▶ [Aim of the task]: Work out how many lines in the entries below include the word "name". Give nothing but the number.

▶ [Input]:
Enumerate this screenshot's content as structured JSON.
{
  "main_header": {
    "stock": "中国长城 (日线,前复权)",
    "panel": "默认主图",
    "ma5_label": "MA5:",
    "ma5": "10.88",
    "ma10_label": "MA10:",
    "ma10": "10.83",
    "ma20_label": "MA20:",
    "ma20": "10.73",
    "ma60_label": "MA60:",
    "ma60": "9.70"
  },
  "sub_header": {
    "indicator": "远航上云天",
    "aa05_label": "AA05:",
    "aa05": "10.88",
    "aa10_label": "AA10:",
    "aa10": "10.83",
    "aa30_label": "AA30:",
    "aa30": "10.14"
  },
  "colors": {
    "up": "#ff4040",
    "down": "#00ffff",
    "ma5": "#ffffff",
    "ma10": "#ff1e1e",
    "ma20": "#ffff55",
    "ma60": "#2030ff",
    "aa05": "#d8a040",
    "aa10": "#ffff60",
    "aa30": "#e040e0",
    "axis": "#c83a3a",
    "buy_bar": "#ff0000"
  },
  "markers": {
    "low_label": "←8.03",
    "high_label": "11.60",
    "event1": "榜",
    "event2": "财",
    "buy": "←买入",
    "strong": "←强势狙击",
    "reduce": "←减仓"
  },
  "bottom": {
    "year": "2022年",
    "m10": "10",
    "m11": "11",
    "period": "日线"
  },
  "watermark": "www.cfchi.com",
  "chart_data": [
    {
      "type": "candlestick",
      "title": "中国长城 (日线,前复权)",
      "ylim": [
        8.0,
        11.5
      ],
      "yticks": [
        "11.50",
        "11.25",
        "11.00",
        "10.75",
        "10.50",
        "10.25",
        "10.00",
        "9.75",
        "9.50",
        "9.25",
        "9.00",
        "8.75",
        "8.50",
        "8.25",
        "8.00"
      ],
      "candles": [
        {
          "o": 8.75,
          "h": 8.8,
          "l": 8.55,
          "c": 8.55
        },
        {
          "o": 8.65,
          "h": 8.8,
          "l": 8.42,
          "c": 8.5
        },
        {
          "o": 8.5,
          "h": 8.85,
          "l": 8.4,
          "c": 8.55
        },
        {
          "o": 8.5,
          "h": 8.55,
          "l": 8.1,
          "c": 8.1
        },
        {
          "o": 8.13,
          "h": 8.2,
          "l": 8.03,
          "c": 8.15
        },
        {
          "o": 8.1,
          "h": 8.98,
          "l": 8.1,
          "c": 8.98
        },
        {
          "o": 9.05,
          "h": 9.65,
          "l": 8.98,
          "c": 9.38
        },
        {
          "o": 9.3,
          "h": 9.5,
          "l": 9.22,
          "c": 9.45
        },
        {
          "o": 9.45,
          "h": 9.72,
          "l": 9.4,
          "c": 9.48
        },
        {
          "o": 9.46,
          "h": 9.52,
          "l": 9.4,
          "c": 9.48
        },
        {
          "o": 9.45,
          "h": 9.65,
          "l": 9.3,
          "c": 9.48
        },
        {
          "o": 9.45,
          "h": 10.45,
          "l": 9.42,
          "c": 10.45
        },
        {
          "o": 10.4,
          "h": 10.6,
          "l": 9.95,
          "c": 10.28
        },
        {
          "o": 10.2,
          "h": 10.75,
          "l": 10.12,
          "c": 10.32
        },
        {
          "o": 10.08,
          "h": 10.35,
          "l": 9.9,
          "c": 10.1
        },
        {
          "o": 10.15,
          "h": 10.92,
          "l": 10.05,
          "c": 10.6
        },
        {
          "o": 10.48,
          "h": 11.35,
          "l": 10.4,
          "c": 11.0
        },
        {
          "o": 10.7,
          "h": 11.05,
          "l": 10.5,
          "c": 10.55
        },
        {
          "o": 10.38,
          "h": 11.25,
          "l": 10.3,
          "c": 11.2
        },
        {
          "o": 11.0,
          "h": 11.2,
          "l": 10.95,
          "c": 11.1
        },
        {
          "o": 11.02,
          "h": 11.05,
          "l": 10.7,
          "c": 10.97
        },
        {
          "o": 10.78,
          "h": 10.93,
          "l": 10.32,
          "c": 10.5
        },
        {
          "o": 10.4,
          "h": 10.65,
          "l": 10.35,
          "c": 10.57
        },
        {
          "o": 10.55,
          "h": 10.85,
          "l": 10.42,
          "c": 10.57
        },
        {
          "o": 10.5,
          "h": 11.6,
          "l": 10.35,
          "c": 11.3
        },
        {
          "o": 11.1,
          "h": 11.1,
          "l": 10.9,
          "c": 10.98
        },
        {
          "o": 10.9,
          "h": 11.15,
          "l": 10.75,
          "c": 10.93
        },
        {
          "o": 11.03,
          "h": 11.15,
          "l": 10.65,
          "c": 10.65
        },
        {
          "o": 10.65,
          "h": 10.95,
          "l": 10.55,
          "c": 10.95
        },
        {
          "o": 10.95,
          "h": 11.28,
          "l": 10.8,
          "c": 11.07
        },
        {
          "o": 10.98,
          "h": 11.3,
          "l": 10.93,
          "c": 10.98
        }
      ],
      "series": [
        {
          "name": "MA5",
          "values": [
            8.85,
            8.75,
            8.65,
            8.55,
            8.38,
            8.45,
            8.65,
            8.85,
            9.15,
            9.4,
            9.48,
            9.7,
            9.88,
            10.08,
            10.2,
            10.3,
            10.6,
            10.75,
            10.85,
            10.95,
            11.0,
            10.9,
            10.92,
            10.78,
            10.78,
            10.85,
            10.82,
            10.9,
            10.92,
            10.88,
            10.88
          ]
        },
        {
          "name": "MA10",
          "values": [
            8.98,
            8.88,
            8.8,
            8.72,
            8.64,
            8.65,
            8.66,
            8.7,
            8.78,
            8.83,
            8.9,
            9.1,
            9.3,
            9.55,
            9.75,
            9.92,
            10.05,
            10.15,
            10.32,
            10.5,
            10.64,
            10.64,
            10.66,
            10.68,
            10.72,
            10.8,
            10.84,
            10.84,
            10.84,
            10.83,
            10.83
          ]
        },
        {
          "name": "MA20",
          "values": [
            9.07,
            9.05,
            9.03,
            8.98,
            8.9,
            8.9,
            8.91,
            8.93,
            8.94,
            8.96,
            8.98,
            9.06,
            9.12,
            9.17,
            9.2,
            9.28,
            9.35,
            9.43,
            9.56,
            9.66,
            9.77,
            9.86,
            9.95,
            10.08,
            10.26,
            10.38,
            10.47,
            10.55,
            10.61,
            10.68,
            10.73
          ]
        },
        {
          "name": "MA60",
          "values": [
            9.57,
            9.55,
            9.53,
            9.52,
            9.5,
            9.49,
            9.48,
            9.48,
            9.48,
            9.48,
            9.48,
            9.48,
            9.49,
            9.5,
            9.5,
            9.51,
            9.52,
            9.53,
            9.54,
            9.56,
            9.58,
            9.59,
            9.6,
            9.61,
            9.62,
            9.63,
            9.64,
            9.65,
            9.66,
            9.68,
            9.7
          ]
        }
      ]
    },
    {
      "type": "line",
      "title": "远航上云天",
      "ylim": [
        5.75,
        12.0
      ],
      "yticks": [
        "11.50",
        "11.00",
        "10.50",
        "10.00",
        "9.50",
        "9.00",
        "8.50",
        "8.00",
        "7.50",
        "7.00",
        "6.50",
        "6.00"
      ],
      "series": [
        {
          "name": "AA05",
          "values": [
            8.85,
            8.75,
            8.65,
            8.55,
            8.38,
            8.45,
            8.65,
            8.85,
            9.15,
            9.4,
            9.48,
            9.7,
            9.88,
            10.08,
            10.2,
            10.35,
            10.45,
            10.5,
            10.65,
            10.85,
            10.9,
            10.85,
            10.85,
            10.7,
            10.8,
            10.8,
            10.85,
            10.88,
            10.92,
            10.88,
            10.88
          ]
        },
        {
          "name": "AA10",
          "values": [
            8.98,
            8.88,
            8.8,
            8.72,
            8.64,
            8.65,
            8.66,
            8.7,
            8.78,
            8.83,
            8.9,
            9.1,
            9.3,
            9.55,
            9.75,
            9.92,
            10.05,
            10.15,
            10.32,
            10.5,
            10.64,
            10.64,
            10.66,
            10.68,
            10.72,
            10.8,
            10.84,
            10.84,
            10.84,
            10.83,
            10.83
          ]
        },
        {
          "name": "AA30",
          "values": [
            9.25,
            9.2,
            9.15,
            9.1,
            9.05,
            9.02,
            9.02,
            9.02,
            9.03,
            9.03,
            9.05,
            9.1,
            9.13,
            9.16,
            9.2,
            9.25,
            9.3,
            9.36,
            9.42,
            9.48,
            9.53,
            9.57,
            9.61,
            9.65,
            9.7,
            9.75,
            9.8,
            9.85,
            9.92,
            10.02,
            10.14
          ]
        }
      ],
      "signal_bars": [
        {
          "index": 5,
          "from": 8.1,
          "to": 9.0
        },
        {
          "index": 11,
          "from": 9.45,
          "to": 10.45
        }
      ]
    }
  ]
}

▶ [Exercise answer]: 7